Working from the entries below, tally each line that holds "title". Give the tally and nothing else.

[Web page and app entries]

---+---

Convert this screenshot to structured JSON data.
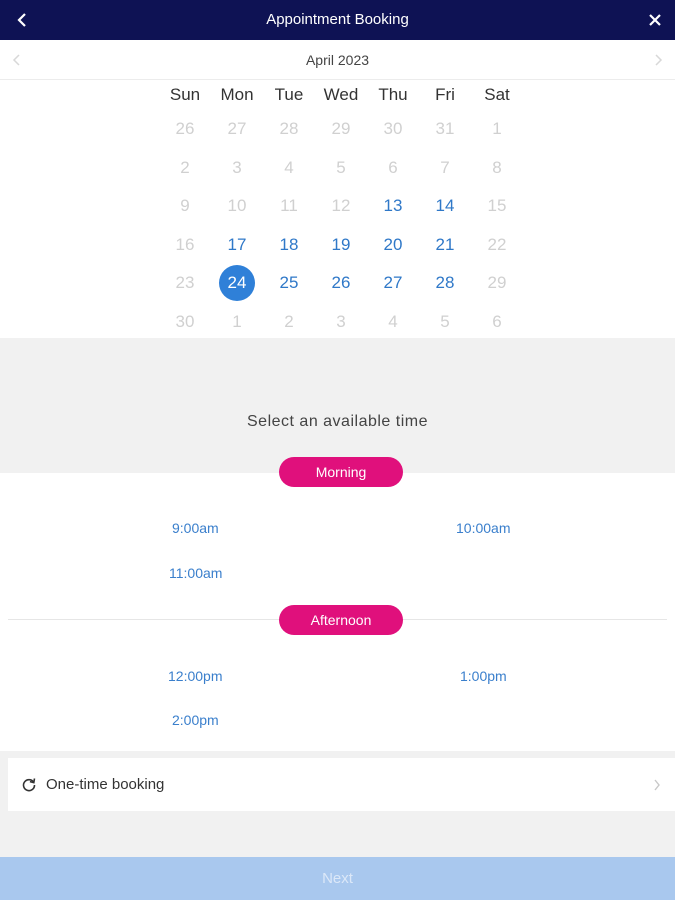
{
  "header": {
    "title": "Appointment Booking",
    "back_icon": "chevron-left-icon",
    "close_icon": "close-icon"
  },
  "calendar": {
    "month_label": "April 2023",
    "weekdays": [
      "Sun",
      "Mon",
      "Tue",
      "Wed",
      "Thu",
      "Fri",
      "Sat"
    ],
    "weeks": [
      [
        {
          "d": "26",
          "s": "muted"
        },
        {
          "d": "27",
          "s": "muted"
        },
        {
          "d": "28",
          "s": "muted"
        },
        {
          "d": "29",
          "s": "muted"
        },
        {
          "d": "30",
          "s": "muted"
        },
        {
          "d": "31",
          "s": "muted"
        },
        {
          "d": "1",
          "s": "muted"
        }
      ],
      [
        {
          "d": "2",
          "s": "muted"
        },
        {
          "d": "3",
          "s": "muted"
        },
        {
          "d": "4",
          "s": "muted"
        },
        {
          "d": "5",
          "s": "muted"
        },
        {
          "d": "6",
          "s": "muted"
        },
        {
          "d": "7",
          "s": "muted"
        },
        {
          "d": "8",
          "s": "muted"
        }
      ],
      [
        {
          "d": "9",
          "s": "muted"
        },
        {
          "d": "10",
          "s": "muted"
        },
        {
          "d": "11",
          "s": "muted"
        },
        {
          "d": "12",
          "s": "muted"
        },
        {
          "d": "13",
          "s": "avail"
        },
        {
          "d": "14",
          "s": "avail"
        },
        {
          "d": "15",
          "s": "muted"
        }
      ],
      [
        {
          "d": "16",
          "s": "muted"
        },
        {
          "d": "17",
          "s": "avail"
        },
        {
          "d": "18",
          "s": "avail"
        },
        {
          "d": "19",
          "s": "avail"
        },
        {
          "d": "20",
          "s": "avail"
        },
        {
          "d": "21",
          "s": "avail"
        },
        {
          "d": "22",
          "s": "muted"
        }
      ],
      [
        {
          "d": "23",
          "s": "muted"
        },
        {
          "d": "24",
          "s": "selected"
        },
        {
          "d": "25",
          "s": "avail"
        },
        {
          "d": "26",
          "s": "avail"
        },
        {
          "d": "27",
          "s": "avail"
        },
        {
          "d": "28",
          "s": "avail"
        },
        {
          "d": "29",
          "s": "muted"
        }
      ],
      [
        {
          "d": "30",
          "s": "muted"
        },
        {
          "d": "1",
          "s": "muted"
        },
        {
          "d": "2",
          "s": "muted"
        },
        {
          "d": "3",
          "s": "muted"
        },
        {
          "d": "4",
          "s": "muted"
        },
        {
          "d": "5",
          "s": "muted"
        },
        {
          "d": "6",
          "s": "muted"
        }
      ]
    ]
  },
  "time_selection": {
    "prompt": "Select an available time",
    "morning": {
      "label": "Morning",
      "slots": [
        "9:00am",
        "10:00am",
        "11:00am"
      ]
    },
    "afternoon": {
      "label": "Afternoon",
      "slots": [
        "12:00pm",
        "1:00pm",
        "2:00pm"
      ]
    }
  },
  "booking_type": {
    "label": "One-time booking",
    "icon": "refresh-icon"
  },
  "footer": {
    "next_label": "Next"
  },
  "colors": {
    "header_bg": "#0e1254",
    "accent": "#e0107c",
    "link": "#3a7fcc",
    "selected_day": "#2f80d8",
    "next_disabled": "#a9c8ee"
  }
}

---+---

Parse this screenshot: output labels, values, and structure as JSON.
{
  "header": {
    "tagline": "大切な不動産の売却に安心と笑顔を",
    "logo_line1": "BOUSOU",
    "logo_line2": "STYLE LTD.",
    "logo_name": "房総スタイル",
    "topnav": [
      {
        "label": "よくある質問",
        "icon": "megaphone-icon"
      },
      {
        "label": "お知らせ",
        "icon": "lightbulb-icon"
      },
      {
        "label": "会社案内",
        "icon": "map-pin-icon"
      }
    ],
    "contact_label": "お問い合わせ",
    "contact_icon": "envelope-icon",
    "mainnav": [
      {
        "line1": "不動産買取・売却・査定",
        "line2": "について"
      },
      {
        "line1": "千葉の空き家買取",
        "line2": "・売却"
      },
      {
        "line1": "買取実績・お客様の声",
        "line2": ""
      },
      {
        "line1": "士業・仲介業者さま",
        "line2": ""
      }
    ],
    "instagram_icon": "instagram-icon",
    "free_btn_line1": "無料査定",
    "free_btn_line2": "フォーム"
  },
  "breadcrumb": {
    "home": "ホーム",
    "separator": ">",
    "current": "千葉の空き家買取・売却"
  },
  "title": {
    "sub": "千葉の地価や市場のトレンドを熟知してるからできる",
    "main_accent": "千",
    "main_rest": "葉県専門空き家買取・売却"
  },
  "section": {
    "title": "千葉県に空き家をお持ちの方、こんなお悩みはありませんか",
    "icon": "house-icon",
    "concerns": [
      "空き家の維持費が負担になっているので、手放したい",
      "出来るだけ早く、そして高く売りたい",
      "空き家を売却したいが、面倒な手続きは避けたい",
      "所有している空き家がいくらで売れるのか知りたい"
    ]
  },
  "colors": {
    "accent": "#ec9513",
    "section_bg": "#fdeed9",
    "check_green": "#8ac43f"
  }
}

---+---

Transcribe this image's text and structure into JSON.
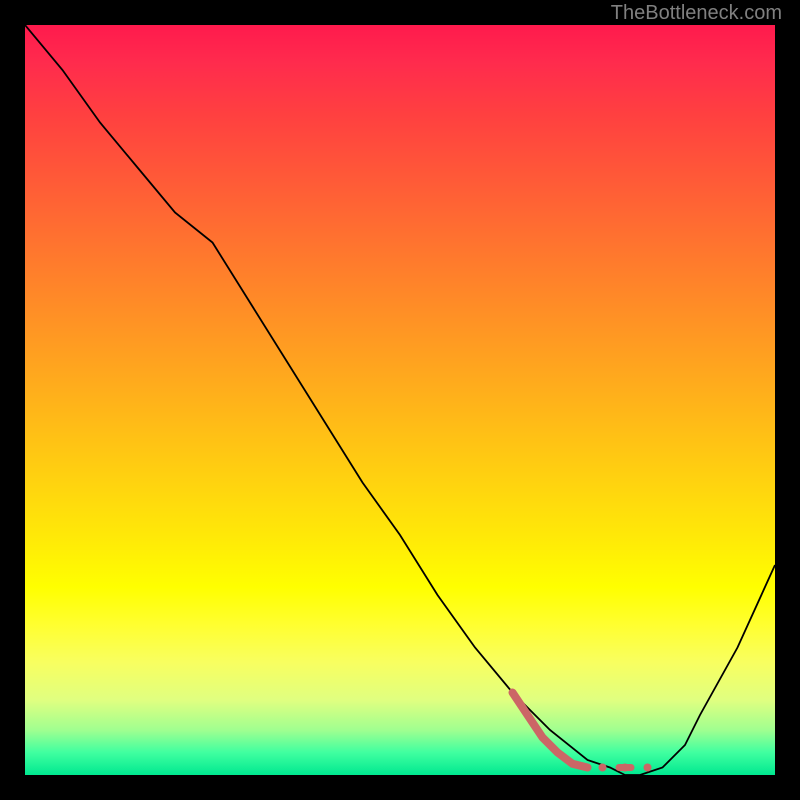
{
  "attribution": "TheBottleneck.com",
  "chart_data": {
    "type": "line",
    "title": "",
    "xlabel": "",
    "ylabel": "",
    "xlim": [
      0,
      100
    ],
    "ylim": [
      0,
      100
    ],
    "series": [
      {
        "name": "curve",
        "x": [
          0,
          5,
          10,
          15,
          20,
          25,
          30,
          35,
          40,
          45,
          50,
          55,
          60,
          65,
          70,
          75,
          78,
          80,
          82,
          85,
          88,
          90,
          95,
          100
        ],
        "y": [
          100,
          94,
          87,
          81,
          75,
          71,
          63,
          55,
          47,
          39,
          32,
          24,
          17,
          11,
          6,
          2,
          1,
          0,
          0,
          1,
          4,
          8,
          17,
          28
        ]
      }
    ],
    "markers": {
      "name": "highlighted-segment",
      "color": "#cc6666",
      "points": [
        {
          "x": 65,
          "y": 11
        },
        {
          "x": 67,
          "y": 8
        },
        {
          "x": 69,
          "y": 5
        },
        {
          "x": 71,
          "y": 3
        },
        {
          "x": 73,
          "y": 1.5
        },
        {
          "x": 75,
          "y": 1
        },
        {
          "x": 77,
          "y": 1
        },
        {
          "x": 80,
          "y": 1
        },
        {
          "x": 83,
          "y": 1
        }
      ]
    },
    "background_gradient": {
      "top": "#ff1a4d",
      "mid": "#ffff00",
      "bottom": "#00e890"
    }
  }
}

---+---

- **Response**
4